◆ What this task involves: If a line in the listing below includes the string "JSON", pull it out.

◆ Record excerpts:
┌──

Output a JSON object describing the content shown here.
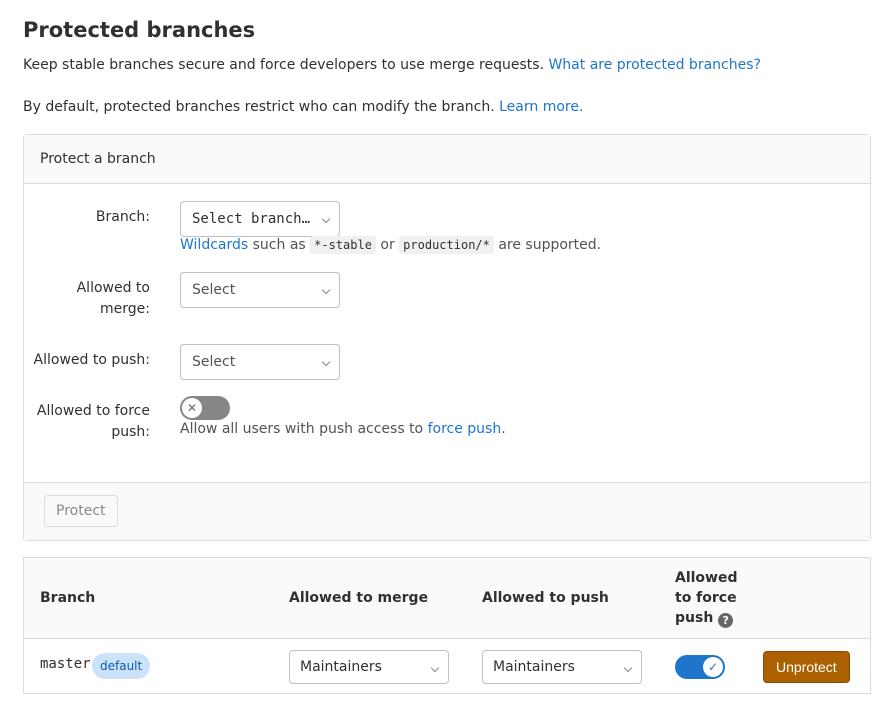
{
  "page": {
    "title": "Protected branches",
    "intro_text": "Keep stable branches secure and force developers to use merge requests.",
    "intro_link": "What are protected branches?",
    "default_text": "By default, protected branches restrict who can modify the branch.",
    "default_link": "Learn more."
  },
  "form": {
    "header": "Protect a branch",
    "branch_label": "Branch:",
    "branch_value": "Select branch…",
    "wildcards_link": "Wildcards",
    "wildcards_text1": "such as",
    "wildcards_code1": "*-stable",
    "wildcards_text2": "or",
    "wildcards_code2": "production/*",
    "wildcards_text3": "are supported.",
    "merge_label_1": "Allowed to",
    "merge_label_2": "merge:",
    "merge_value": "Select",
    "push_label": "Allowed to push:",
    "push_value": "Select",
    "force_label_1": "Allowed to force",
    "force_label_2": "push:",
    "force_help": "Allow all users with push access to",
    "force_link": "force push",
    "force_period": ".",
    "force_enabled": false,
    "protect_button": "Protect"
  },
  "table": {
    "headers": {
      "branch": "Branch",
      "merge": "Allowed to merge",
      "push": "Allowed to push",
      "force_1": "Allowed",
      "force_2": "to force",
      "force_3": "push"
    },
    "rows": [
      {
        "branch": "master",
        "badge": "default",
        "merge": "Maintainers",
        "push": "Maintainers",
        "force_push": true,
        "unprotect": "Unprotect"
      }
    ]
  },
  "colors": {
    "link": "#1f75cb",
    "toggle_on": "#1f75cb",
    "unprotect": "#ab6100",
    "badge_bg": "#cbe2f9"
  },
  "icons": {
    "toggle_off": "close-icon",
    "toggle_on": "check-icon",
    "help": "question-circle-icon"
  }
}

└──
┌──

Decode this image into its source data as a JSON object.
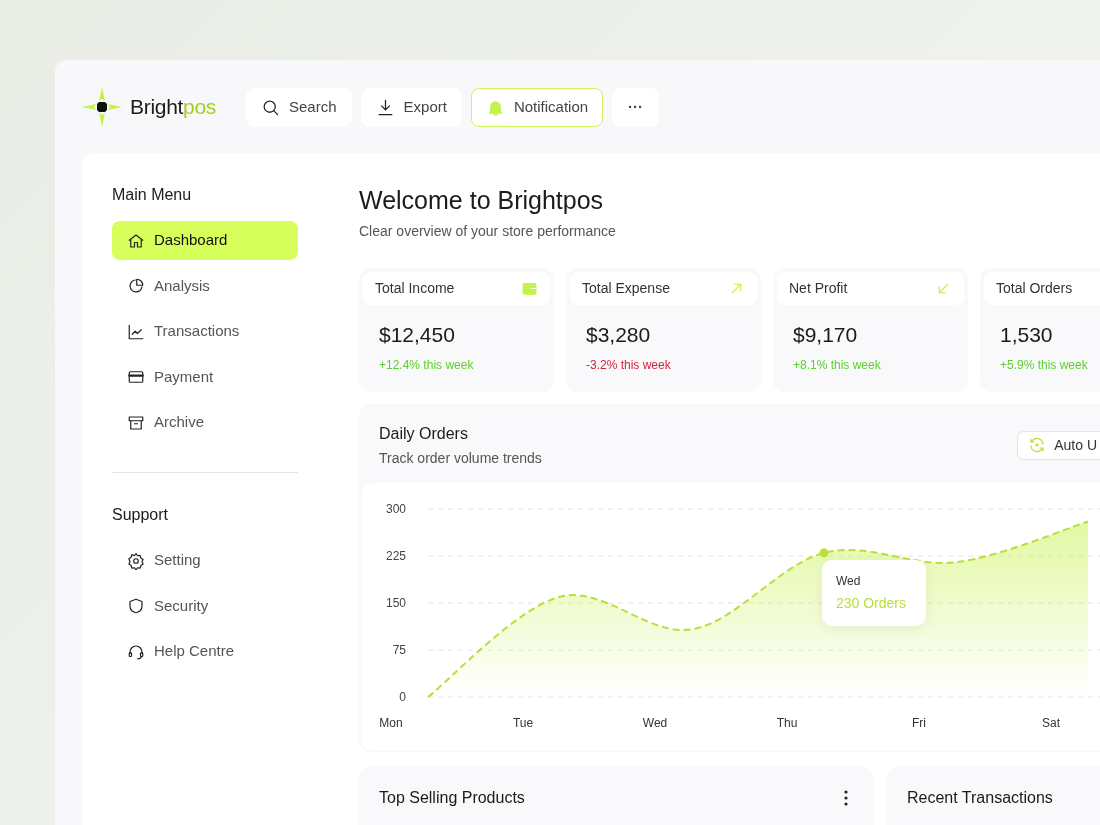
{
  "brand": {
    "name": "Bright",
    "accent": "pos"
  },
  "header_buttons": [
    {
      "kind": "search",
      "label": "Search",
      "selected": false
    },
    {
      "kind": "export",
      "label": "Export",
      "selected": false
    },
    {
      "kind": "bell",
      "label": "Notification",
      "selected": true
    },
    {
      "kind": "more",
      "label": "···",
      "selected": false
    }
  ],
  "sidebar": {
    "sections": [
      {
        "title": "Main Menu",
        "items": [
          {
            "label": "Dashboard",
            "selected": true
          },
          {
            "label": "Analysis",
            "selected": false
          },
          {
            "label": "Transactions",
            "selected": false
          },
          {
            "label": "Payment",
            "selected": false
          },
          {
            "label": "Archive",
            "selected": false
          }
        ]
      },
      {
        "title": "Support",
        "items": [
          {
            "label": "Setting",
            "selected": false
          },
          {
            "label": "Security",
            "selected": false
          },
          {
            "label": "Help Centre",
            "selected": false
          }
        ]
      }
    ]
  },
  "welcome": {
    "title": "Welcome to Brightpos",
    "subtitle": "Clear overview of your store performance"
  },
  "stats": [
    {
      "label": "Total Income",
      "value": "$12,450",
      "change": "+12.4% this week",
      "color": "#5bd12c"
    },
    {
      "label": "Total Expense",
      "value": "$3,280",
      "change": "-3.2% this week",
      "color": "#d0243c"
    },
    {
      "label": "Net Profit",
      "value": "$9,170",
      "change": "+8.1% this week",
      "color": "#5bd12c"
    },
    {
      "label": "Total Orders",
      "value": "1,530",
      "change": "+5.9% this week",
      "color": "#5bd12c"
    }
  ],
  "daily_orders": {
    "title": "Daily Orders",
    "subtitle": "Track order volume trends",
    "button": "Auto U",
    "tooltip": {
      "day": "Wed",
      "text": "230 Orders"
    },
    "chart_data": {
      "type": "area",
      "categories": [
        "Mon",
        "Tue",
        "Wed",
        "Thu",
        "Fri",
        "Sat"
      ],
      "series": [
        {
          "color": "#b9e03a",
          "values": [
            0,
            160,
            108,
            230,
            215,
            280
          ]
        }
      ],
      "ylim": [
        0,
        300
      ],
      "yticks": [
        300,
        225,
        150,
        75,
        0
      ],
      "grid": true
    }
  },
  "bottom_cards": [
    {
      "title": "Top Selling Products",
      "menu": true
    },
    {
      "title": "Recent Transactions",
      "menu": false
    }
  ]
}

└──

◆ Answer section:
Output a JSON object describing the content shown here.
Decode this image into its source data as a JSON object.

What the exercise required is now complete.